During the debate over the Iranian Agreement to end sanctions, many Congressional voices lamented that these sanctions were enacted by Congress and should not be unilaterally ended by the President without Congressional approval.
As many observers noted, Congress has only itself to blame.
For decades now, Congress has granted the President national security waivers to allow the executive to terminate sanctions without any new vote of Congress.
Looking back at the North Korean sanctions, we find President Clinton removing some sanctions by using the national security waiver that Congress provided.
President George W. Bush also relieved sanctions against North Korea by taking advantage of national security waivers.
Jump ahead to the Iran Agreement, and you find President Obama using national security waivers provided by Congress to unilaterally repeal Iranian Sanctions without Congressional authority.
In fact, President Obama has utilized Congressionally-provided loopholes 40 times to remove Iranian sanctions.
Fast forward to the North Korean sanctions before us and the new sanctions bill does exactly what previous sanctions bills have done before: namely, provide the President with power to simply claim any non-specific national security claim to waive the sanctions.
Congressional critics of the President’s use of national security waivers to end Iranian sanctions should decide now that they have no leg to stand on should a future President decide to end North Korean sanctions without Congressional approval.
I propose Congress take back its power. I propose that Congress not cede more power to the President.

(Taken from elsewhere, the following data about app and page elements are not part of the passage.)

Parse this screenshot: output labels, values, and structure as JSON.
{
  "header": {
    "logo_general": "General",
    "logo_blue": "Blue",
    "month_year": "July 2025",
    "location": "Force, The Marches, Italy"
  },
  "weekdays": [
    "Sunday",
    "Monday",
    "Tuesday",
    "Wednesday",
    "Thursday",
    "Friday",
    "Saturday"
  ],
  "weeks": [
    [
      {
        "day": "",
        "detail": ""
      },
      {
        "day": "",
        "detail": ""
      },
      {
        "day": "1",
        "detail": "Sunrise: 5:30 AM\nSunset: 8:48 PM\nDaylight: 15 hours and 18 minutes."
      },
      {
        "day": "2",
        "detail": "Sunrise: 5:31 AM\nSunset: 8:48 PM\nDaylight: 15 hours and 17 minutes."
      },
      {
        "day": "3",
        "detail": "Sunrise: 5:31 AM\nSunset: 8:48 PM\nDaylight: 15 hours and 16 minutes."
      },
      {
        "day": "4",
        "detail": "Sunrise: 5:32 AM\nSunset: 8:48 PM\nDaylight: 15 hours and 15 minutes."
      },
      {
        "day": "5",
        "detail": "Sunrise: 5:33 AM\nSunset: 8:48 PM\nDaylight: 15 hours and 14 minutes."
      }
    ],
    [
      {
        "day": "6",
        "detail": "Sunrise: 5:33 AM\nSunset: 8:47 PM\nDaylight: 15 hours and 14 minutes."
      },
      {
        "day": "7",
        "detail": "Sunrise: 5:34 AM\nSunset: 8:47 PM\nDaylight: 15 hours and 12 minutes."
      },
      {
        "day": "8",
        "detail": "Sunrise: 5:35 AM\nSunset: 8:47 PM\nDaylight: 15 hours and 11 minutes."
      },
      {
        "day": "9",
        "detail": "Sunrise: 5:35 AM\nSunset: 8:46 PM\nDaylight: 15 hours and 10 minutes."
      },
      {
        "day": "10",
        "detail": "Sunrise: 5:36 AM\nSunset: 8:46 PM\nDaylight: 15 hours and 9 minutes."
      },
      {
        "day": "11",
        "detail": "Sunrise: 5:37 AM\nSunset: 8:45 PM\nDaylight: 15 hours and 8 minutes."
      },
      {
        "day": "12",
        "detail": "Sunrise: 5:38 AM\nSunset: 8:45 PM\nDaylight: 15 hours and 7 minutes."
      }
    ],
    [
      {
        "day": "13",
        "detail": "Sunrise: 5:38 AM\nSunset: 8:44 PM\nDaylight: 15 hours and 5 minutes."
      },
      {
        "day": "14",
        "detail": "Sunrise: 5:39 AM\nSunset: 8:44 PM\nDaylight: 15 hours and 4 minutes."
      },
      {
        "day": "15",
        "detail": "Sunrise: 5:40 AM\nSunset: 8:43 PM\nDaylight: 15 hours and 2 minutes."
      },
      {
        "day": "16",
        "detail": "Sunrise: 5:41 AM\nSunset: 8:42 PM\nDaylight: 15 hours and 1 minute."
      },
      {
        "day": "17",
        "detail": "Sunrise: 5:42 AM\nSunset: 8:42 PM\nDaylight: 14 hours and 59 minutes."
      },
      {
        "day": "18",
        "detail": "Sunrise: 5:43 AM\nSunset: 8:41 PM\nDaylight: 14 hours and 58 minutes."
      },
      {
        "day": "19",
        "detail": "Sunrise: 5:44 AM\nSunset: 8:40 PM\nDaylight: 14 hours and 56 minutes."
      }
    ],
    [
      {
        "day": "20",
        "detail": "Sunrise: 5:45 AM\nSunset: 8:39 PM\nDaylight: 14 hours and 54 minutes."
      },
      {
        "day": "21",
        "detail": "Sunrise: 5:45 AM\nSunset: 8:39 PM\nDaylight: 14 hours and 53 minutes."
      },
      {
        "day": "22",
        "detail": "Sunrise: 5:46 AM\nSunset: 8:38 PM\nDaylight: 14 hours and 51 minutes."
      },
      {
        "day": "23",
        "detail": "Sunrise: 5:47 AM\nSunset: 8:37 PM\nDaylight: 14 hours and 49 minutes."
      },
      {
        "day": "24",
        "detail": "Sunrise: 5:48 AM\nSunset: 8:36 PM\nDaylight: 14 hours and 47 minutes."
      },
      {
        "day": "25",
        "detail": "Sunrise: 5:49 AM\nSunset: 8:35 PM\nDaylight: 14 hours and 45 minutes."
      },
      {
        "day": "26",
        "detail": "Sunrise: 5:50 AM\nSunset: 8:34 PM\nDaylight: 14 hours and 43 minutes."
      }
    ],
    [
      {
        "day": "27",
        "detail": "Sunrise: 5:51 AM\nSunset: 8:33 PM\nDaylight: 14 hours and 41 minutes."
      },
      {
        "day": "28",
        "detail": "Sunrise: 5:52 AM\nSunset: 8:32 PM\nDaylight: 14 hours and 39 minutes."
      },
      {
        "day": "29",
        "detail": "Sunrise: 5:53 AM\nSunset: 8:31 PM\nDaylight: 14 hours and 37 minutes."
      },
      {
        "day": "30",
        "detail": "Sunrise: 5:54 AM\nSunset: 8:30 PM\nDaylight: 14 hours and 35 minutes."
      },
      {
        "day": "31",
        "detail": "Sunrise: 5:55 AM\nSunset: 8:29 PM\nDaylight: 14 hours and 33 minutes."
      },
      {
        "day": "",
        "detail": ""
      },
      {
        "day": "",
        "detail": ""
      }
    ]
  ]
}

While congressional delegations of foreign relations and national security authority to the president are necessary in the modern era, we are sympathetic to Senator Paul’s complaints that the delegations have gone too far. The problem with Senator Paul’s prescription is that it assumes Congress is institutionally capable of exercising its constitutional powers related to national security and foreign affairs. That assumption finds very little support in modern history.